*** Records provided ***

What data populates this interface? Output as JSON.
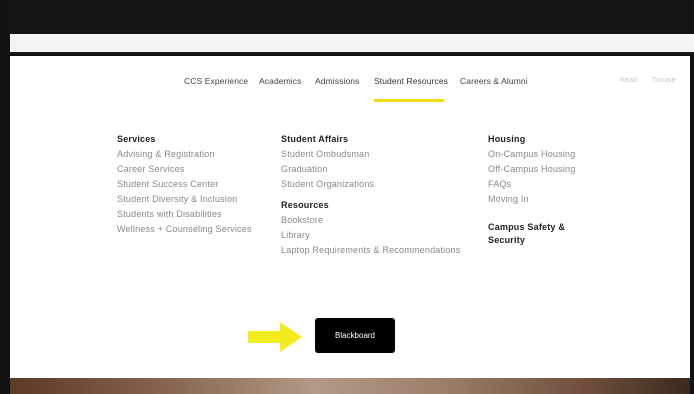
{
  "nav": {
    "items": [
      "CCS Experience",
      "Academics",
      "Admissions",
      "Student Resources",
      "Careers & Alumni"
    ],
    "active": "Student Resources",
    "faint": [
      "Read",
      "Donate"
    ]
  },
  "columns": [
    {
      "sections": [
        {
          "heading": "Services",
          "links": [
            "Advising & Registration",
            "Career Services",
            "Student Success Center",
            "Student Diversity & Inclusion",
            "Students with Disabilities",
            "Wellness + Counseling Services"
          ]
        }
      ]
    },
    {
      "sections": [
        {
          "heading": "Student Affairs",
          "links": [
            "Student Ombudsman",
            "Graduation",
            "Student Organizations"
          ]
        },
        {
          "heading": "Resources",
          "links": [
            "Bookstore",
            "Library",
            "Laptop Requirements & Recommendations"
          ]
        }
      ]
    },
    {
      "sections": [
        {
          "heading": "Housing",
          "links": [
            "On-Campus Housing",
            "Off-Campus Housing",
            "FAQs",
            "Moving In"
          ]
        },
        {
          "heading_lines": [
            "Campus Safety &",
            "Security"
          ]
        }
      ]
    }
  ],
  "blackboard_label": "Blackboard",
  "colors": {
    "accent": "#f5dd1a",
    "arrow": "#f2ec1e",
    "button_bg": "#000000"
  },
  "icons": {
    "arrow": "arrow-right-icon"
  }
}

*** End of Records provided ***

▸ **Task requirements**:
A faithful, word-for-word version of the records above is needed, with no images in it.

▸ **Response for this exercise**:
What data populates this interface? Output as JSON.
{
  "nav": {
    "items": [
      "CCS Experience",
      "Academics",
      "Admissions",
      "Student Resources",
      "Careers & Alumni"
    ],
    "active": "Student Resources",
    "faint": [
      "Read",
      "Donate"
    ]
  },
  "columns": [
    {
      "sections": [
        {
          "heading": "Services",
          "links": [
            "Advising & Registration",
            "Career Services",
            "Student Success Center",
            "Student Diversity & Inclusion",
            "Students with Disabilities",
            "Wellness + Counseling Services"
          ]
        }
      ]
    },
    {
      "sections": [
        {
          "heading": "Student Affairs",
          "links": [
            "Student Ombudsman",
            "Graduation",
            "Student Organizations"
          ]
        },
        {
          "heading": "Resources",
          "links": [
            "Bookstore",
            "Library",
            "Laptop Requirements & Recommendations"
          ]
        }
      ]
    },
    {
      "sections": [
        {
          "heading": "Housing",
          "links": [
            "On-Campus Housing",
            "Off-Campus Housing",
            "FAQs",
            "Moving In"
          ]
        },
        {
          "heading_lines": [
            "Campus Safety &",
            "Security"
          ]
        }
      ]
    }
  ],
  "blackboard_label": "Blackboard",
  "colors": {
    "accent": "#f5dd1a",
    "arrow": "#f2ec1e",
    "button_bg": "#000000"
  },
  "icons": {
    "arrow": "arrow-right-icon"
  }
}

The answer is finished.